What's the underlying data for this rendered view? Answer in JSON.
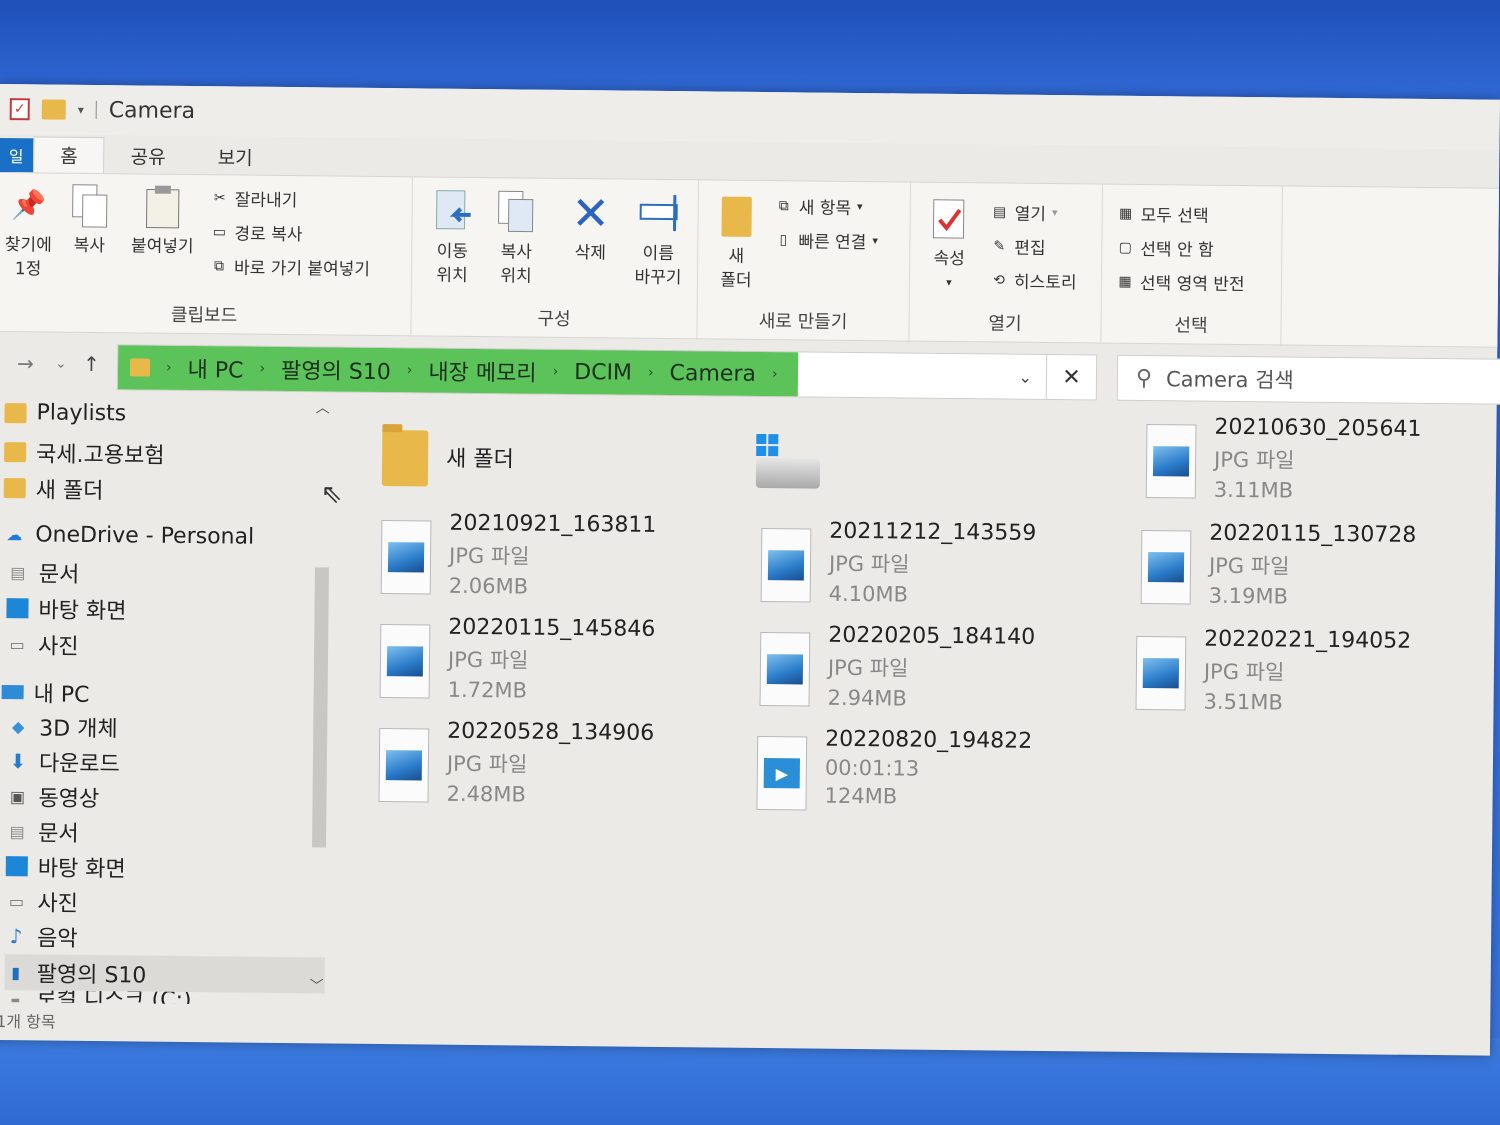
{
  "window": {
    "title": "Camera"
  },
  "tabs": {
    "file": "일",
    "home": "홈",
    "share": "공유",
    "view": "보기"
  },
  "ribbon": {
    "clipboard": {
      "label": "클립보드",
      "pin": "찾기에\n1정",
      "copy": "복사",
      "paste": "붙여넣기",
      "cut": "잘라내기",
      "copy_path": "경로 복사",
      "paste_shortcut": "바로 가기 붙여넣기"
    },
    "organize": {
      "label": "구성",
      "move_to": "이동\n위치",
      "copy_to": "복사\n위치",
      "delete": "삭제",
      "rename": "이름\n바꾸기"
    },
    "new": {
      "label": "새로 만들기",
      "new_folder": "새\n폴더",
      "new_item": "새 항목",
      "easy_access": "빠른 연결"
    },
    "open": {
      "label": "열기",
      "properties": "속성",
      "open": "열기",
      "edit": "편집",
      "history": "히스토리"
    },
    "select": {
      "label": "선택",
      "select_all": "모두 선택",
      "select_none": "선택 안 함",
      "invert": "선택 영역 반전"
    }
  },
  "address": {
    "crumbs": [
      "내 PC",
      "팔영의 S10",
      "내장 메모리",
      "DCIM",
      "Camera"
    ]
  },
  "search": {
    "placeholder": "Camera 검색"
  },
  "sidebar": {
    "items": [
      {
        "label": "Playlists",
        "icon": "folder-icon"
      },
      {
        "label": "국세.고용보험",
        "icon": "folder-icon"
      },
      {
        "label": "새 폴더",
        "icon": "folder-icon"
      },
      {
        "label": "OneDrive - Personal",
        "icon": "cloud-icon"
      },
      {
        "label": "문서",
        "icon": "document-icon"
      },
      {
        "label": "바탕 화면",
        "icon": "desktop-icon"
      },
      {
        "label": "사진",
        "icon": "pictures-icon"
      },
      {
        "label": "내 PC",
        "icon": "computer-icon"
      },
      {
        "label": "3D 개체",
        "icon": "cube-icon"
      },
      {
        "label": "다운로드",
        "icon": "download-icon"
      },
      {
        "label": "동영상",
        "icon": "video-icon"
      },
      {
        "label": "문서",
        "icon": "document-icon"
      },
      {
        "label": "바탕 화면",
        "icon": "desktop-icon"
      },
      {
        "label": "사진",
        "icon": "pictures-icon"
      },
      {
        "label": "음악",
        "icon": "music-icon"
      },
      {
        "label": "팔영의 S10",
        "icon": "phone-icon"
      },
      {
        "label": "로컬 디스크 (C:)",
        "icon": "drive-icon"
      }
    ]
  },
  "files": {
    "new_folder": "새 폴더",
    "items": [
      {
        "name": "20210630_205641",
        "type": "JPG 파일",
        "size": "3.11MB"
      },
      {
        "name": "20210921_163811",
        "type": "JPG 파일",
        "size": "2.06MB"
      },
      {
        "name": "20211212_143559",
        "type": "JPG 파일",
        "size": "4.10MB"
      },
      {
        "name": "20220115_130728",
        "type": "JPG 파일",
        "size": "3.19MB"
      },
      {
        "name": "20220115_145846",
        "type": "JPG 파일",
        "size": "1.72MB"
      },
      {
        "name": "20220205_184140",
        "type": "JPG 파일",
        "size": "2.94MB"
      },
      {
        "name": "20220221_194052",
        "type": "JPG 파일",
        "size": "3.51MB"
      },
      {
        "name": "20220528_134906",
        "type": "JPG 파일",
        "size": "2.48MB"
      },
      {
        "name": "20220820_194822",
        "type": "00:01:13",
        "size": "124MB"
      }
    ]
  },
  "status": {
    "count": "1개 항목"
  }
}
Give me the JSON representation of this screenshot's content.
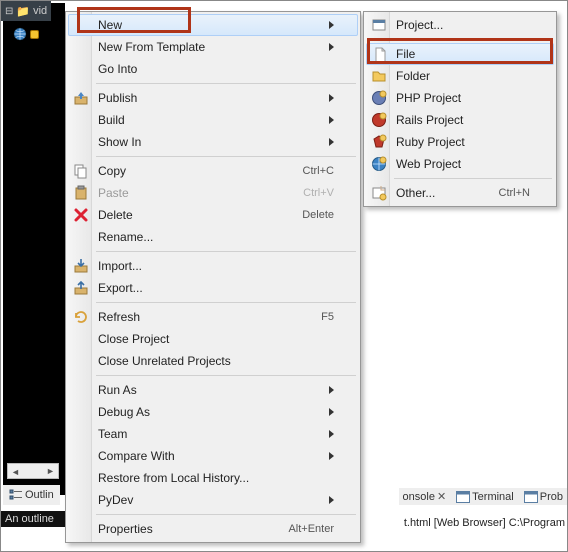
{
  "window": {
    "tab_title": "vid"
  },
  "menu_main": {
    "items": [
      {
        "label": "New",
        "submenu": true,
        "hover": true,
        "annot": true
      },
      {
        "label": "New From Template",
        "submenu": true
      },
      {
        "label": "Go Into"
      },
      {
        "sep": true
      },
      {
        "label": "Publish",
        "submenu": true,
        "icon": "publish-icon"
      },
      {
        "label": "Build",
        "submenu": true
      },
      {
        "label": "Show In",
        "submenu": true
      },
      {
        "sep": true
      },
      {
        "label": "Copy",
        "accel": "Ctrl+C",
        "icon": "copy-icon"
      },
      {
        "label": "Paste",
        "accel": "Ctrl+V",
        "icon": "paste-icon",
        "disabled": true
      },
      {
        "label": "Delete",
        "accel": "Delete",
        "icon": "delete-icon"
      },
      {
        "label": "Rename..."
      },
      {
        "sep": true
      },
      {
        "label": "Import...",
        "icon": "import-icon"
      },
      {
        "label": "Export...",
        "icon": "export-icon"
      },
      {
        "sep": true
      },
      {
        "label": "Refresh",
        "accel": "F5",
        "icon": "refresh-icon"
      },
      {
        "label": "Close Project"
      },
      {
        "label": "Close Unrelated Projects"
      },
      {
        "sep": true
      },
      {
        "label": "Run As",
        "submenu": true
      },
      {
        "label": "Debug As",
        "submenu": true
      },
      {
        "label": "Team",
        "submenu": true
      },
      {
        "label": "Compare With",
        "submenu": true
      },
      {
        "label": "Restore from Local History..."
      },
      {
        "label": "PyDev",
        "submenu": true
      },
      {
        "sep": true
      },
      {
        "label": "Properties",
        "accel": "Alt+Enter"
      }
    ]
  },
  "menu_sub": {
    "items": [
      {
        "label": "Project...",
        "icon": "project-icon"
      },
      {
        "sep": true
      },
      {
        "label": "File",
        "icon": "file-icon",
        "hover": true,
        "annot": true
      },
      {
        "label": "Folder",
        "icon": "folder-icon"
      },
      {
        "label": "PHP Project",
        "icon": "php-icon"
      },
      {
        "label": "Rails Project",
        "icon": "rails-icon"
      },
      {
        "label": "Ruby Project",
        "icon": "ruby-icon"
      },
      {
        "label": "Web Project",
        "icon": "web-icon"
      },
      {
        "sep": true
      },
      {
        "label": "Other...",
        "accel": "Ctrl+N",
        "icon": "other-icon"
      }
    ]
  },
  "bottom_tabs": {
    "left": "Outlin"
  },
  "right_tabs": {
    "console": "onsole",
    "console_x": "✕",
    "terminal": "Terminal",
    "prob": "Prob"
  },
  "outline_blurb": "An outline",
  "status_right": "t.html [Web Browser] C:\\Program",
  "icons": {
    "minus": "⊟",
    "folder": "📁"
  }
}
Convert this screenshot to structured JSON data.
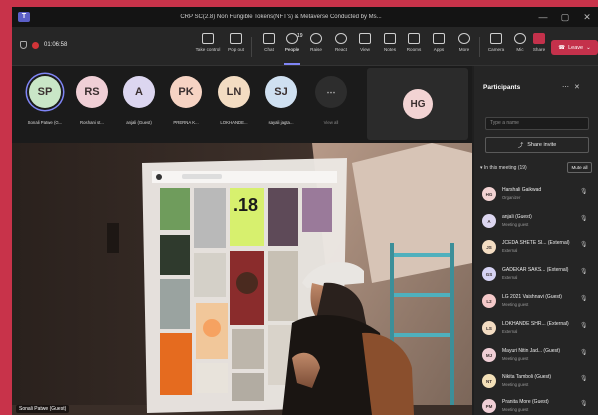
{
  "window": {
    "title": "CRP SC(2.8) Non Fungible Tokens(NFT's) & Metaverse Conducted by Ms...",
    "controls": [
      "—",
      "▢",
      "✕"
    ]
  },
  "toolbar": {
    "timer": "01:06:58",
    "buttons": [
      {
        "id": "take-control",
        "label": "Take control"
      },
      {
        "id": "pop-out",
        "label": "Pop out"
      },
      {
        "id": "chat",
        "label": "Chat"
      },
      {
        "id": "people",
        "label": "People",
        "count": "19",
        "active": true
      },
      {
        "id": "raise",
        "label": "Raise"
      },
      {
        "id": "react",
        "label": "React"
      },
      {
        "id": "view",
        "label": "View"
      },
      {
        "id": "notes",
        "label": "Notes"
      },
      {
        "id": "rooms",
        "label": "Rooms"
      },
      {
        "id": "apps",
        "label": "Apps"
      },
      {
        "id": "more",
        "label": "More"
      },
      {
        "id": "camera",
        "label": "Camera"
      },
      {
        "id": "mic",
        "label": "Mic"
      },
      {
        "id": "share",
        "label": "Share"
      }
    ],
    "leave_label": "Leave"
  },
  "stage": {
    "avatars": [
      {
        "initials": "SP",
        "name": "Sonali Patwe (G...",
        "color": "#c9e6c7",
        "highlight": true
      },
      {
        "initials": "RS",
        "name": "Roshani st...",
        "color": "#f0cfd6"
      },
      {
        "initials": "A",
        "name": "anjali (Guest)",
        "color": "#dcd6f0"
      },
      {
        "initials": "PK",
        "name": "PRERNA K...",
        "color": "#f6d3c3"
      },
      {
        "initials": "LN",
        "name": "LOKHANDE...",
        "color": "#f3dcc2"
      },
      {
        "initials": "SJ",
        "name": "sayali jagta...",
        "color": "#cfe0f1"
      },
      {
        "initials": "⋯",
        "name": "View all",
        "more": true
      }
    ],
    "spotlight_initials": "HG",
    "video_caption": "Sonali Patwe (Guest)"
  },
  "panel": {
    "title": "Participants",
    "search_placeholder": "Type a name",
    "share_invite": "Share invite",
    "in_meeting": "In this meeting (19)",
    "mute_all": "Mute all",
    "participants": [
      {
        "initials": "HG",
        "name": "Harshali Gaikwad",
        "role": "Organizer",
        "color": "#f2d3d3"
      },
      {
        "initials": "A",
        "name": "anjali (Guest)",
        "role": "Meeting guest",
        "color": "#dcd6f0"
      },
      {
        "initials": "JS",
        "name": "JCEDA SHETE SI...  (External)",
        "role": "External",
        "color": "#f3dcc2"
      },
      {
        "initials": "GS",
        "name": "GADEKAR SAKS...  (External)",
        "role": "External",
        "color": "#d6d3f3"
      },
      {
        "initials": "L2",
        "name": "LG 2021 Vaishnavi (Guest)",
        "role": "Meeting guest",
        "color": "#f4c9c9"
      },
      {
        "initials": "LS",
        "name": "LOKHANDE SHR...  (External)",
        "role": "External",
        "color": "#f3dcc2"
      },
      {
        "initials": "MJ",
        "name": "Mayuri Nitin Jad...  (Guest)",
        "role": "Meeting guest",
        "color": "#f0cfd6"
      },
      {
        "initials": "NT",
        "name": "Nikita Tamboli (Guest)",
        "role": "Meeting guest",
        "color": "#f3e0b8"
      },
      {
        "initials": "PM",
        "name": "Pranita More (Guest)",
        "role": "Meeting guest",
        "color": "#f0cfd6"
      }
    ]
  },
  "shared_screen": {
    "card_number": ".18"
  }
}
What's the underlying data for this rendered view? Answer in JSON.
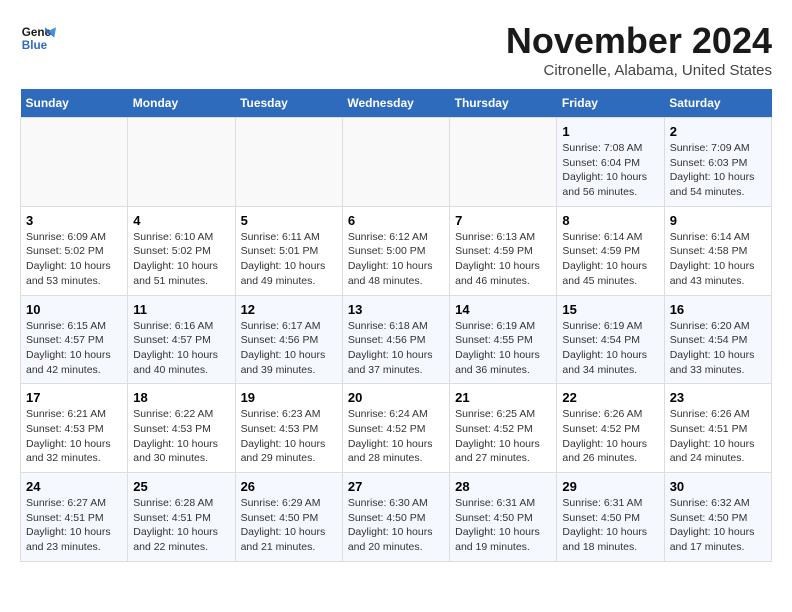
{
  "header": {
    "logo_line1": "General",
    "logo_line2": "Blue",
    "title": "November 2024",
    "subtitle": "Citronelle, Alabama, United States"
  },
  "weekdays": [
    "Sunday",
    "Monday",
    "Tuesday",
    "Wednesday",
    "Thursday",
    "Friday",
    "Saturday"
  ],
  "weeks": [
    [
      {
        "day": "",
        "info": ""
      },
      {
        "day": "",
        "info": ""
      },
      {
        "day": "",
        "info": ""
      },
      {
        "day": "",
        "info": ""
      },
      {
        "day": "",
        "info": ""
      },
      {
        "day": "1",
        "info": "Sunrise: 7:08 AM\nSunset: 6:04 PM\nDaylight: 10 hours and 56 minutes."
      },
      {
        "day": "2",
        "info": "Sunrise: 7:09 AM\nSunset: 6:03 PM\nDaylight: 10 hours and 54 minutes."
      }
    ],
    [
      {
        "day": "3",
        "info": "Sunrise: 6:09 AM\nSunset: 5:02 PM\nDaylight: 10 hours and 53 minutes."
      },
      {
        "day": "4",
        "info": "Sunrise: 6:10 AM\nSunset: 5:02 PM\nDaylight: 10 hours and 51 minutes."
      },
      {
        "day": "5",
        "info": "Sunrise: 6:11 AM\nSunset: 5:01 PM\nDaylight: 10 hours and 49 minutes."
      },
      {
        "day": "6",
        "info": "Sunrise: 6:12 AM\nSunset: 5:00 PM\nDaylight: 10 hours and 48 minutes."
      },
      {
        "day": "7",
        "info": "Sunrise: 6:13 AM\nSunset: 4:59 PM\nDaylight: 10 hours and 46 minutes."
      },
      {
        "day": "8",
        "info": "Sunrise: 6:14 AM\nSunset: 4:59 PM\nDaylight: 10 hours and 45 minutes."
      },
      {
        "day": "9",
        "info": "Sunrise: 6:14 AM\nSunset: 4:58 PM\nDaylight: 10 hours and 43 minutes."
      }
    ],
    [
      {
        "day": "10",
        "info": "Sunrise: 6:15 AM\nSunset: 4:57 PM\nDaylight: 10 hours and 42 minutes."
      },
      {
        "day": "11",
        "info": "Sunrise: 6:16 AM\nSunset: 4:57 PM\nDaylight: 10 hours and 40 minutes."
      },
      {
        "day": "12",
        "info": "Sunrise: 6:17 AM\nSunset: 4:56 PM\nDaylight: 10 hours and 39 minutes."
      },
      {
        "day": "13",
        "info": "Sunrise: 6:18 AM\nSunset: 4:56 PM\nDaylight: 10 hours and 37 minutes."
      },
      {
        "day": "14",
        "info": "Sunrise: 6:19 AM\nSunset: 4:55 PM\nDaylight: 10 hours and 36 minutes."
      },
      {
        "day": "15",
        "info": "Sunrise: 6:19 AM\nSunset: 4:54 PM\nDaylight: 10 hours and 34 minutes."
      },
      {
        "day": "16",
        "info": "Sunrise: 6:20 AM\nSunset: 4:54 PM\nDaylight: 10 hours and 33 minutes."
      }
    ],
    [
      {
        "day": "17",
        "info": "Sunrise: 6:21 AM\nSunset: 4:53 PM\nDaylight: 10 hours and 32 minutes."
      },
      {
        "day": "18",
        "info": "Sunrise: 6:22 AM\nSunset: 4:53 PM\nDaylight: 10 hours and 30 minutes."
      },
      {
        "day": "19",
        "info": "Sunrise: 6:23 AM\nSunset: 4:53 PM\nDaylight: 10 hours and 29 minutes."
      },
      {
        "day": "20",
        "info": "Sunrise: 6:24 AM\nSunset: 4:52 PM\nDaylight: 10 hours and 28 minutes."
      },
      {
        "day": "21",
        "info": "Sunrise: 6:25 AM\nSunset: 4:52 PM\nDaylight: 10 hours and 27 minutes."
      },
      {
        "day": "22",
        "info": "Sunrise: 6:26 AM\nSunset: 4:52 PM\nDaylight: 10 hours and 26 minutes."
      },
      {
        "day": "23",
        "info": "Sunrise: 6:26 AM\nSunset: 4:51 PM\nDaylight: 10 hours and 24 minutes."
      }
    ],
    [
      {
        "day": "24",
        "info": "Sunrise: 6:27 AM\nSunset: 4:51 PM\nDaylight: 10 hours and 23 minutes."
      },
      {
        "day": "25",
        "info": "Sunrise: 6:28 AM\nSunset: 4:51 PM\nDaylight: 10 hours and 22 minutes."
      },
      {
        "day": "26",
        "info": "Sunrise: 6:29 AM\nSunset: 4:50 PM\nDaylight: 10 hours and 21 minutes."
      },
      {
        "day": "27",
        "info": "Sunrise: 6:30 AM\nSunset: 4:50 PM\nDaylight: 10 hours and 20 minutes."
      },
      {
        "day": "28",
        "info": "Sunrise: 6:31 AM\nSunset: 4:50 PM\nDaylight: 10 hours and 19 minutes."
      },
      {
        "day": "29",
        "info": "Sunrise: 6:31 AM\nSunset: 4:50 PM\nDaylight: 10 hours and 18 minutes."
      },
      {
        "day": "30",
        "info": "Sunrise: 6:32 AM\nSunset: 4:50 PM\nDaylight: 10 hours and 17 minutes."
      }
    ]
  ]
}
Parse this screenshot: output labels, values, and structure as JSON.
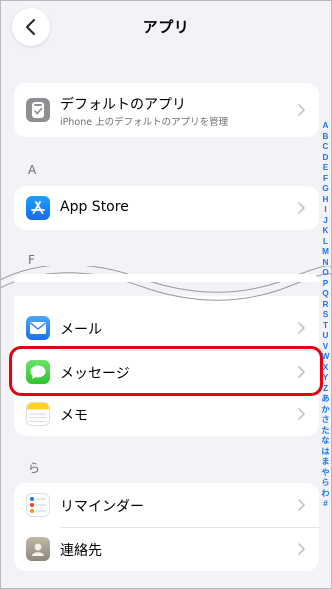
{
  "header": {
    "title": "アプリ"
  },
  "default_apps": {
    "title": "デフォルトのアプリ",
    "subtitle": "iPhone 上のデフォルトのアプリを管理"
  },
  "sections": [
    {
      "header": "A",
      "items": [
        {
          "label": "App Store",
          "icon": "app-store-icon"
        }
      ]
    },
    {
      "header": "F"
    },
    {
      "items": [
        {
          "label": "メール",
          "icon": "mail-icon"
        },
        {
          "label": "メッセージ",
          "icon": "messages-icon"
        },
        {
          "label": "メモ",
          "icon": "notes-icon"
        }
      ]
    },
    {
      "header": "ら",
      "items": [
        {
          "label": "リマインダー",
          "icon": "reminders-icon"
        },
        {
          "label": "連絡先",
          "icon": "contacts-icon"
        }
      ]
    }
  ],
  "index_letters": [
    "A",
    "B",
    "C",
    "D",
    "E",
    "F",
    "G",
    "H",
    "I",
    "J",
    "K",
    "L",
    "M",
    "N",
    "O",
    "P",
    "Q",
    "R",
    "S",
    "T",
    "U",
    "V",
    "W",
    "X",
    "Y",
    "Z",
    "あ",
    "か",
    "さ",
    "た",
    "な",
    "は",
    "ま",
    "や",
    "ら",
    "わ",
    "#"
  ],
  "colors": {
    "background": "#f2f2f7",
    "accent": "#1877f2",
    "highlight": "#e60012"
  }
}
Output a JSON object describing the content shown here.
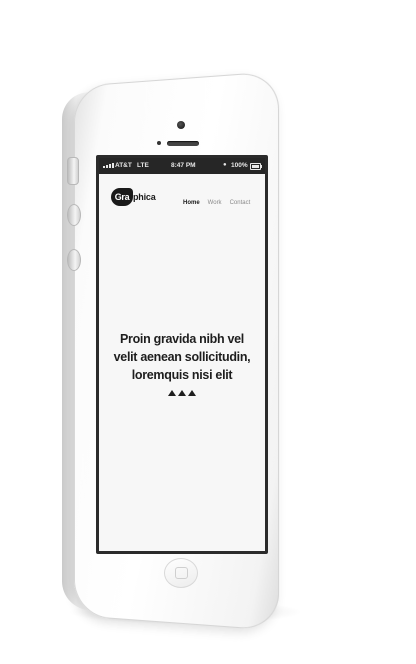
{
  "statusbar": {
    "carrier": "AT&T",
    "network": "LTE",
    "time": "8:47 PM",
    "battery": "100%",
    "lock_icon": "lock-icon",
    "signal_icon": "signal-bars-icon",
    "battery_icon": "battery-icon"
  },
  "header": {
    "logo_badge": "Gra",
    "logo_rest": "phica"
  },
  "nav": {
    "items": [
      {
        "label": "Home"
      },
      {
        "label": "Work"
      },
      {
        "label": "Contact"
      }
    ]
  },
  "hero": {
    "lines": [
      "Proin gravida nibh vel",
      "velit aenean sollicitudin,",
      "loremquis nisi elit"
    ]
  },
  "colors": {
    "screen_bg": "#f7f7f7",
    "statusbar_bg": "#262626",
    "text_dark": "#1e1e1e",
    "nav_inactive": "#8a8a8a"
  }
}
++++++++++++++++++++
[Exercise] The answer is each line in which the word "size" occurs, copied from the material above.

[Solved exercise]
        "size": "3.11MB"
        "size": "2.06MB"
        "size": "4.10MB"
        "size": "3.19MB"
        "size": "1.72MB"
        "size": "2.94MB"
        "size": "3.51MB"
        "size": "2.48MB"
        "size": "124MB"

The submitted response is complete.